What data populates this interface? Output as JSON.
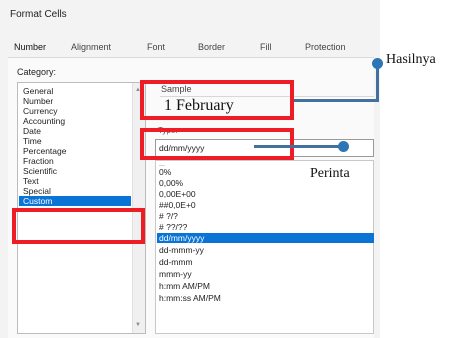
{
  "dialog": {
    "title": "Format Cells"
  },
  "tabs": [
    "Number",
    "Alignment",
    "Font",
    "Border",
    "Fill",
    "Protection"
  ],
  "category": {
    "label": "Category:",
    "items": [
      "General",
      "Number",
      "Currency",
      "Accounting",
      "Date",
      "Time",
      "Percentage",
      "Fraction",
      "Scientific",
      "Text",
      "Special",
      "Custom"
    ],
    "selected": "Custom"
  },
  "sample": {
    "label": "Sample",
    "value": "1 February"
  },
  "type": {
    "label": "Type:",
    "input_value": "dd/mm/yyyy",
    "list_top_partial": "...",
    "items": [
      "0%",
      "0,00%",
      "0,00E+00",
      "##0,0E+0",
      "# ?/?",
      "# ??/??",
      "dd/mm/yyyy",
      "dd-mmm-yy",
      "dd-mmm",
      "mmm-yy",
      "h:mm AM/PM",
      "h:mm:ss AM/PM"
    ],
    "selected": "dd/mm/yyyy"
  },
  "annotations": {
    "result_label": "Hasilnya",
    "command_label": "Perinta",
    "highlight_color": "#ee1c24",
    "connector_color": "#41719c"
  }
}
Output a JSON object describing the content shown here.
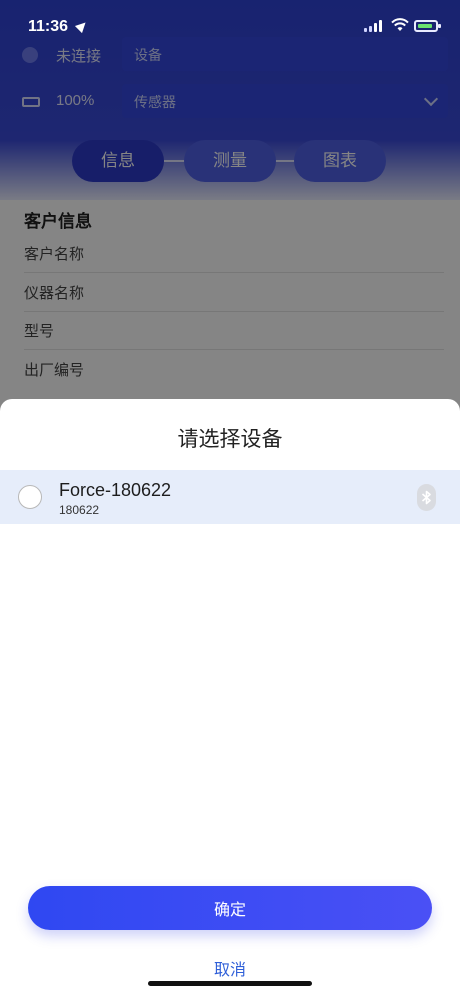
{
  "status_bar": {
    "time": "11:36"
  },
  "background_app": {
    "connection_status": "未连接",
    "device_select_placeholder": "设备",
    "battery_level": "100%",
    "sensor_select_placeholder": "传感器",
    "tabs": [
      {
        "label": "信息",
        "active": true
      },
      {
        "label": "测量",
        "active": false
      },
      {
        "label": "图表",
        "active": false
      }
    ],
    "section_title": "客户信息",
    "fields": [
      "客户名称",
      "仪器名称",
      "型号",
      "出厂编号"
    ]
  },
  "dialog": {
    "title": "请选择设备",
    "devices": [
      {
        "name": "Force-180622",
        "id": "180622",
        "selected": false
      }
    ],
    "confirm_label": "确定",
    "cancel_label": "取消"
  },
  "colors": {
    "accent": "#3a4cf2",
    "row_highlight": "#e6edfa",
    "cancel_text": "#2f5fd8"
  }
}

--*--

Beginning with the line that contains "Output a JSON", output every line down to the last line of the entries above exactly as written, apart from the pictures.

:: Your solution ::
Output a JSON object describing the content shown here.
{
  "status_bar": {
    "time": "11:36"
  },
  "background_app": {
    "connection_status": "未连接",
    "device_select_placeholder": "设备",
    "battery_level": "100%",
    "sensor_select_placeholder": "传感器",
    "tabs": [
      {
        "label": "信息",
        "active": true
      },
      {
        "label": "测量",
        "active": false
      },
      {
        "label": "图表",
        "active": false
      }
    ],
    "section_title": "客户信息",
    "fields": [
      "客户名称",
      "仪器名称",
      "型号",
      "出厂编号"
    ]
  },
  "dialog": {
    "title": "请选择设备",
    "devices": [
      {
        "name": "Force-180622",
        "id": "180622",
        "selected": false
      }
    ],
    "confirm_label": "确定",
    "cancel_label": "取消"
  },
  "colors": {
    "accent": "#3a4cf2",
    "row_highlight": "#e6edfa",
    "cancel_text": "#2f5fd8"
  }
}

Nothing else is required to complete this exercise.